I seriously considered entering the 2018 US Senate race in New Jersey. Our state needs transportation reformation beyond merely fixing flaws in already existing roads; a commitment to rebuilding our military — including finalizing the expansion of the McGuire-Dix-Lakehurst Joint Base (in concert with the reformation of our state’s transportation infrastructure); and, well-informed, thoughtful representation on foreign policy and trade (‘a la former U.S. Senator Bill Bradley).
The Middle East, in particular, continues to warrant our attention with an increasingly complex series of issues that affect our interests there.
As someone who has worked and lived in the Middle East for years, and having seen it from a commercial and legal perspective, I am confident that my knowledge of international commercial, banking and energy matters, and the cultures of the Gulf Arab states, would be a tremendous asset for the people of the Garden State and the United States at this point in our history.
However, within certain circles of the Democrat Party, there has been a concerted and largely successful effort to make support for Israel (or, the withholding of such support for our ally) a purely partisan issue, with all democrats conforming to holding a uniformly anti-Israel posture. Traditionally, no matter one’s position on the subject, the United States’ relationship with the State of Israel has been — and, must remain — a vital issue of foreign policy and national security for all Americans of conscience, irrespective of party affiliation, cutting across political lines.

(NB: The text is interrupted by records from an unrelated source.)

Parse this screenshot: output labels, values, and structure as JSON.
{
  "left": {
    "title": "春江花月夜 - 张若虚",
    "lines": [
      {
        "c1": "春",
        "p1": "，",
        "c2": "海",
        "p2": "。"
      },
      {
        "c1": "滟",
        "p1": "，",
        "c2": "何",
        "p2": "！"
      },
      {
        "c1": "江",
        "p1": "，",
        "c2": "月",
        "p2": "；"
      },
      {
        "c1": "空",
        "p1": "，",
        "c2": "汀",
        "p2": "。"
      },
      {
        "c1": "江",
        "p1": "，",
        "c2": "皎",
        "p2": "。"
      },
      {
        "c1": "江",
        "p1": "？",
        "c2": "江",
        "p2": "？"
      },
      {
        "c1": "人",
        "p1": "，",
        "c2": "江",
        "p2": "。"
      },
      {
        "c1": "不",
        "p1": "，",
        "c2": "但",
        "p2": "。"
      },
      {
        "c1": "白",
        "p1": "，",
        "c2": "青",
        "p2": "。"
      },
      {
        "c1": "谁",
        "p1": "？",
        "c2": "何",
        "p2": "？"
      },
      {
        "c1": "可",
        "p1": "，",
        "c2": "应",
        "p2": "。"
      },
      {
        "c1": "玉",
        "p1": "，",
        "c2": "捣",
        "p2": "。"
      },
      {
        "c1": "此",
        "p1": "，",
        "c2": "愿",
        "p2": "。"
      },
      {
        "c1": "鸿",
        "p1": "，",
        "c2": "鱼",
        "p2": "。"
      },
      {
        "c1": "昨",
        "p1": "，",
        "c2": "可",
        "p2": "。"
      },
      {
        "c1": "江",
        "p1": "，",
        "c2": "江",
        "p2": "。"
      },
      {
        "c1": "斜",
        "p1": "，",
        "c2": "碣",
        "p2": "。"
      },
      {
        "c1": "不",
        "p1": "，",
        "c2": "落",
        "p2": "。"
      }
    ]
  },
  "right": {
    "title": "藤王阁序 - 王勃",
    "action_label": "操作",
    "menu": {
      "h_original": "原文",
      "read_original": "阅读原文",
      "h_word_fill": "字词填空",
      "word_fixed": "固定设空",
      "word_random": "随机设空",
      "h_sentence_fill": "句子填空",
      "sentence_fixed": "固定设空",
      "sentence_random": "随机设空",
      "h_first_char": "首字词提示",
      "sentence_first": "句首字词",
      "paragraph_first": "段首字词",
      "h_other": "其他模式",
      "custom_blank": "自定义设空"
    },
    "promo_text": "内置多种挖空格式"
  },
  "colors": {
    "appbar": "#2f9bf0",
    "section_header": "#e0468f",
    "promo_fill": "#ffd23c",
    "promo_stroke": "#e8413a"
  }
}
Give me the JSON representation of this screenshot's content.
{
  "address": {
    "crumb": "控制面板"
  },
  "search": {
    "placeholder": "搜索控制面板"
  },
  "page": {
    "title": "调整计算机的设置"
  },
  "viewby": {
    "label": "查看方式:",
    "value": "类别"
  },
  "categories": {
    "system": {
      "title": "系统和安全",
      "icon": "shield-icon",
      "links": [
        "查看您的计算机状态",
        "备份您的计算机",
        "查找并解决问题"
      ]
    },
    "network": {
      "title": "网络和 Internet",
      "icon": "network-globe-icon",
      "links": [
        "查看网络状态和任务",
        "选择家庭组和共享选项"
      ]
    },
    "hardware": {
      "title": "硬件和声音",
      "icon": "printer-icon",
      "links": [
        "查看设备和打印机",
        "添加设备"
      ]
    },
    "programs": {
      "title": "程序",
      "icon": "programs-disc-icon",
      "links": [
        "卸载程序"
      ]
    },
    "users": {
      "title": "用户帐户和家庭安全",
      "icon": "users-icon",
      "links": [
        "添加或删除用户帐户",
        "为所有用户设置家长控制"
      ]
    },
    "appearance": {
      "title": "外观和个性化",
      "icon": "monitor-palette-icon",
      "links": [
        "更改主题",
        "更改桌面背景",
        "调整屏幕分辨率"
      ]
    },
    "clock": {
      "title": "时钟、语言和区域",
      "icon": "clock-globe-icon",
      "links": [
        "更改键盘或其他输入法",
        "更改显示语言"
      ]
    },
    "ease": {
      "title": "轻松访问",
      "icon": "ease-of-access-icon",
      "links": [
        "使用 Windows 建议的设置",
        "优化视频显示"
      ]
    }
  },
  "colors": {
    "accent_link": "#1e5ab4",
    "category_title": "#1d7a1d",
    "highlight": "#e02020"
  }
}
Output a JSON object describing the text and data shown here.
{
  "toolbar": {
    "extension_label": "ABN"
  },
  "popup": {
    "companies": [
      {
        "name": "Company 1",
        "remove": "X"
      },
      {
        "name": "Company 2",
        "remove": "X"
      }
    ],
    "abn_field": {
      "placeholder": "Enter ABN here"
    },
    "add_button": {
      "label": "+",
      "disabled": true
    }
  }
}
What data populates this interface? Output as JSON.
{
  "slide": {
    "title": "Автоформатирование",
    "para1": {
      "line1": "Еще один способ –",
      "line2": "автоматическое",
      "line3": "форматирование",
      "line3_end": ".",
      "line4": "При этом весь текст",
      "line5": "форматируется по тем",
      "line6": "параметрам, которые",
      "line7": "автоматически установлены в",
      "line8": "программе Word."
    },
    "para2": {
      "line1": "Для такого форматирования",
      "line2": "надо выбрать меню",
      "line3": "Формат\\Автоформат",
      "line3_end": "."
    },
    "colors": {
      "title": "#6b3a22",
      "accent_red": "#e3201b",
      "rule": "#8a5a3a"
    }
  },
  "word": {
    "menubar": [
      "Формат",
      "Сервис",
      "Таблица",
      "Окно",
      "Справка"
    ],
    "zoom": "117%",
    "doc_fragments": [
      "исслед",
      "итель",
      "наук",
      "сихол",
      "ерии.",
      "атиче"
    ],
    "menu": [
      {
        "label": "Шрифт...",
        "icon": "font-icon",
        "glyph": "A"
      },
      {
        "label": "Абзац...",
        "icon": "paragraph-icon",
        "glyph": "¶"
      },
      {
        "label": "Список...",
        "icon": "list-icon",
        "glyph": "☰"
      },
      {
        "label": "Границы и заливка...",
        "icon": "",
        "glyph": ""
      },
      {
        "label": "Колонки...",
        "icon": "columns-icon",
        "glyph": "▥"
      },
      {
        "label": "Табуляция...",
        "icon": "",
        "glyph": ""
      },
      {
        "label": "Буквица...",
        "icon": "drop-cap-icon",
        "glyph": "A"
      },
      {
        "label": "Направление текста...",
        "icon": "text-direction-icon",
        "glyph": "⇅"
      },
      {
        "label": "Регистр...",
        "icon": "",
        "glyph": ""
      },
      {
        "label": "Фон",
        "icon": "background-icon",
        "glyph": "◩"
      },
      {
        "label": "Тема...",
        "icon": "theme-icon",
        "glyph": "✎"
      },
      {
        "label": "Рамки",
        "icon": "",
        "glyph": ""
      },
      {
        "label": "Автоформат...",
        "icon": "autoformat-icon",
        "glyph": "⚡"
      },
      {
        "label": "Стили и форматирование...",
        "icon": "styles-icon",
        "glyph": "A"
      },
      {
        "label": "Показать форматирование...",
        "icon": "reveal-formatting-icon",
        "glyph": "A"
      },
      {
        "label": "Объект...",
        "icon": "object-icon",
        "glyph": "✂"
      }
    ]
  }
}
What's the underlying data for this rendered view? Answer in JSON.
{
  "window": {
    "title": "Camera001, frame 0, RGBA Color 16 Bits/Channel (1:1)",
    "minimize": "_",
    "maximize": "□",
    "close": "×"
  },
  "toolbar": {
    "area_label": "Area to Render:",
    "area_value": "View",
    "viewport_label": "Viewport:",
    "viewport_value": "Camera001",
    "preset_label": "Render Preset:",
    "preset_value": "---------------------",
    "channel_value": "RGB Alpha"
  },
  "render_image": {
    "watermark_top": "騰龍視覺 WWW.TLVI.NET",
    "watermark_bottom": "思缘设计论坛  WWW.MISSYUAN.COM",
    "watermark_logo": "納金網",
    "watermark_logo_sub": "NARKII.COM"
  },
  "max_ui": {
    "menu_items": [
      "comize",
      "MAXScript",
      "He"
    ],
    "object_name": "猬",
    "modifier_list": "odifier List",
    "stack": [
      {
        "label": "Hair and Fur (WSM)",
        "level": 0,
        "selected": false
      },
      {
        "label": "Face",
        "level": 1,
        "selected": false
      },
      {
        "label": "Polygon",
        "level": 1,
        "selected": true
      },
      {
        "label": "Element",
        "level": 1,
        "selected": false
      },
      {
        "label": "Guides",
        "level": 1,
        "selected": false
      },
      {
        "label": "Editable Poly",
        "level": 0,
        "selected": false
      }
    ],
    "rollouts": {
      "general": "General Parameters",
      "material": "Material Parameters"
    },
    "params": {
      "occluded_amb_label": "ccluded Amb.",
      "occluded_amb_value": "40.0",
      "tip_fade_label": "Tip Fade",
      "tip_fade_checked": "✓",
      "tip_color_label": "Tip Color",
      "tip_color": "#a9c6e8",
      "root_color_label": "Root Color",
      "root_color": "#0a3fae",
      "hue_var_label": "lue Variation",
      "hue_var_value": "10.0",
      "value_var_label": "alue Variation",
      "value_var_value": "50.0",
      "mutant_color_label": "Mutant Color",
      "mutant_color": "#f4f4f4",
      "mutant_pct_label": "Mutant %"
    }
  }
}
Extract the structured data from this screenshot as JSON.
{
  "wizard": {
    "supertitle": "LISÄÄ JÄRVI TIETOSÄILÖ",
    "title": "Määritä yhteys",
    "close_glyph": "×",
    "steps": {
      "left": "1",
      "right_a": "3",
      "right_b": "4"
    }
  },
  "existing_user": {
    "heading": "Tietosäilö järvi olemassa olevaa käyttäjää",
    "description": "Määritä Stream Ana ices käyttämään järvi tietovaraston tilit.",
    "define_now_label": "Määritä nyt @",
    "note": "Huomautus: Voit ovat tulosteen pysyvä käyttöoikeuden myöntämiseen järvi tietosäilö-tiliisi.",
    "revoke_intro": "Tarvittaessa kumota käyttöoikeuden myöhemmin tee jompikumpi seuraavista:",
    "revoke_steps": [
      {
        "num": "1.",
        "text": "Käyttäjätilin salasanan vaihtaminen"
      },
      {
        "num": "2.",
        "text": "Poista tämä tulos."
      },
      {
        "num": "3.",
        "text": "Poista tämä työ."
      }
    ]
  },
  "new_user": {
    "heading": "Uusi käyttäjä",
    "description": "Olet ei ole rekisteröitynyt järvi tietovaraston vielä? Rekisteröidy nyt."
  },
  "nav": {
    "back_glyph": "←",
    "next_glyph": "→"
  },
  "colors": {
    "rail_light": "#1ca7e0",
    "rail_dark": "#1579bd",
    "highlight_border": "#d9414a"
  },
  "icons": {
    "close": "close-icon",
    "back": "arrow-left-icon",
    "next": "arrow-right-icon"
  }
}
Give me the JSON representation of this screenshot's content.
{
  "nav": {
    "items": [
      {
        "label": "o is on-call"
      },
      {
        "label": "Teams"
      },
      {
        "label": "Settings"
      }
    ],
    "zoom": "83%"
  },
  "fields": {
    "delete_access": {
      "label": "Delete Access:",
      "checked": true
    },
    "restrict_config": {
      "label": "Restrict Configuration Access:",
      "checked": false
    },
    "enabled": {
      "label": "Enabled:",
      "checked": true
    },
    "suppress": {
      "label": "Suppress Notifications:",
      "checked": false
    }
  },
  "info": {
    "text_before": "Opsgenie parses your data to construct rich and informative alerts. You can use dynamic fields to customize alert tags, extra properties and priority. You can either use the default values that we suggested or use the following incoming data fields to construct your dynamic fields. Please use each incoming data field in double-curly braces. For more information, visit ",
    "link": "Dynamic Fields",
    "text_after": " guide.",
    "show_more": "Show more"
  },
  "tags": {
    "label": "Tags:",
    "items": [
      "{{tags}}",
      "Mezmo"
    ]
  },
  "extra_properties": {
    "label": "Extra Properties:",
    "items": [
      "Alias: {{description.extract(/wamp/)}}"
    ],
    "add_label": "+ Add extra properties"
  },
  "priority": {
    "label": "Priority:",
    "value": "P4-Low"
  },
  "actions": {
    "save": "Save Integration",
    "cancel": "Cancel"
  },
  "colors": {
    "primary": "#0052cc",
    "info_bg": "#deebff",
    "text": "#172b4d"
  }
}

That is why I decided against running and, as a life-long registered Republican, am supporting the reelection of Senator Robert Menendez.
Senator Menendez is a sincere and consistent supporter of Israel and, I believe, paid a heavy price for refusing to be silent about his principled opposition to the Obama administration’s Iranian Nuclear Deal as the senior Democrat on the Senate Foreign Relations Committee. His continued presence in the Senate as a senior member of the Democrats’ caucus makes it less likely that some will complete their task of enforcing a uniform anti-Israel posture throughout the Democrat Party. Thus, transforming being pro-Israel or anti-Israel into merely another knee-jerk partisan issue rather than one requiring serious thought will be more difficult to accomplish for radical, determined, well-funded, anti-Western leftists currently driving the direction the Democrat party.
Although I disagree with Senator Menendez on nearly every domestic policy issue (and, subsequent to my decision against running, was somewhat disappointed by the Senator’s position on the recent nomination of Mr. Pompeo to be our Secretary of State), I feel so strongly about the necessity of bipartisan support for Israel that I intend to vote for the Democrat I once contemplated running against.
With Iran in the ascendancy in the Middle East region, sweeping reform in the Kingdom of Saudi Arabia & rapprochement between the Sunni Arab states and Israel, we need more Democrats like Bob Menendez in Washington, not less; and, his presence in the “Upper House” is fundamentally more important to our state and our country than adding another number to the GOP’s vote total stored in the back-benches.
Some people run for office just to make a point on a specific issue. I hope to make an important policy statement by not running. While I may well run at some future point, for now I feel I may better serve the public by continuing my multinational, reform-minded legal practice.